“Any action by government security forces in the Philippines or elsewhere which violates due legal process and universal rights of freedoms is unacceptable. It creates bypasses and demeans the mechanisms designed to protect people from unlawful predations by the state.”
Duterte’s “deterrence theory” limits fair trial rights and adherence to due process. It also creates several other problems in judicial and state mechanisms. For example, increased targeted killings by the DDS has resulted in people being killed only on suspicion of alleged criminality or mistaken identity.
Such instances of harm inflicted on innocent individuals are not reported, nor are thorough investigations conducted. When asked about the prospects of conducting such investigations in the future, Phelim said the prospects were “not good”.
Killings as “legal harassment”
Phelim confirmed the existence of human rights within the Philippines, which protect the wrongfully suspected, victims and witnesses who seek to testify against such killings. However, the challenge is ensuring that police respect such individuals.
On 11 July the Philippine National Police Chief, Director General Ronald Dela Rosa, labelled calls for a Senate probe into the killings as “legal harassment”– since it “dampened the morale” of the Philippine National Police.
According to Phelim, his dismissal came as no surprise to those who heard his speech on 2 July, where he warned police officers linked to drug dealers to “surrender in 48 hours or die”.
Phelim told the IPF:
“Statements from other law enforcement officials in the Duterte’s administration show similar disdain for basic rights. Solicitor General Jose Calida, on 11 July, defended the legality of the killings, saying that the number of such deaths were ‘not enough’.”

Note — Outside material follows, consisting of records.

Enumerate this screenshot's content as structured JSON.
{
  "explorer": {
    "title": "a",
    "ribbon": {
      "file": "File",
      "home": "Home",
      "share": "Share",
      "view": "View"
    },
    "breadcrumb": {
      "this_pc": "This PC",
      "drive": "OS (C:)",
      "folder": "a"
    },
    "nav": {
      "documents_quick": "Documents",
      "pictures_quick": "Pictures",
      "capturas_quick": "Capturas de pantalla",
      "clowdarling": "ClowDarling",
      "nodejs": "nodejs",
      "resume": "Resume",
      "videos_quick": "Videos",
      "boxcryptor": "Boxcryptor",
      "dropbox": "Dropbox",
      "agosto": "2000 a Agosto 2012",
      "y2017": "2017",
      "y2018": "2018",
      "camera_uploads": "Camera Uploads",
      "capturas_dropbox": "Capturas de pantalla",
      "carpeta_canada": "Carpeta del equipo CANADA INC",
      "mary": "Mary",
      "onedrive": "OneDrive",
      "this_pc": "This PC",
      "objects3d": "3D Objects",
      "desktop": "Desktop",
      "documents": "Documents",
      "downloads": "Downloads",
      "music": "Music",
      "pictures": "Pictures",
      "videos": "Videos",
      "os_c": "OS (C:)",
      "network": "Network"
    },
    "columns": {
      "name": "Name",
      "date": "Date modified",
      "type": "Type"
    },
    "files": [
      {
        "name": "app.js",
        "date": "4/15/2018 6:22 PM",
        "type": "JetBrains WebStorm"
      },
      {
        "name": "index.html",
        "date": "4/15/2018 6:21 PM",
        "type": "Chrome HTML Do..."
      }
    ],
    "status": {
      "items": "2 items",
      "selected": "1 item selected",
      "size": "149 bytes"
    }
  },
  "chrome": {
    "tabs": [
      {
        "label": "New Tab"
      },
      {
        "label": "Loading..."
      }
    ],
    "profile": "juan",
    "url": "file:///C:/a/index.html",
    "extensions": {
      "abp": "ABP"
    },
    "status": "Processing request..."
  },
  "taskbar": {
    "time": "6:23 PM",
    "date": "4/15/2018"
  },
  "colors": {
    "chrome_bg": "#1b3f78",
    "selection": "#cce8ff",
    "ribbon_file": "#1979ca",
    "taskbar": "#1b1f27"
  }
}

The DDS is believed to have killed so many people the totality could amount to mass murder. Such killings routinely receive state impunity from Solicitor-General Jose Calida and many others. As a lawyer himself, President Duterte has backed the rationale behind these killings, having previously said: “(I) know what is legal and what is not”.
“Nation without judges”
Because of these outlooks, the Philippines is on its way to becoming a “nation without judges“. There is a striking similarity between instances of extra-judicial killings sanctioned by state officials and terror caused by non-state armed groups, specifically the New Peoples Army and the Moro Islamic Liberation Front.
Instances of torture or terror violate key universal human rights and freedoms embodied in the constitution of the Philippines.
President Duterte’s trend of extra-judicial killings failed to convince roughly 60 per cent of Filipinos. However, there has been no mass outrage since the DDS exerts its power only on economically marginalised groups.
In fact, most victims of such killings have been young men involved in small-scale drug-dealing networks, or minor crimes such as petty theft, who belong to poor urban areas.
This goes to show how the definition of “crime” can vary subjectively, according to both government and public perception. But Phelim warned that there can’t be any “subjective interpretations” of what constitutes legality and human rights, particularly those that are fundamental to any individual’s sense of being, identity and dignity.
At a time when extra-judicial killing, intrinsic to the working of Davao city, is considered a “model for fighting crime”, the Philippines’ future inevitably stands at the crossroads of “deterrence” and human rights under President Duterte.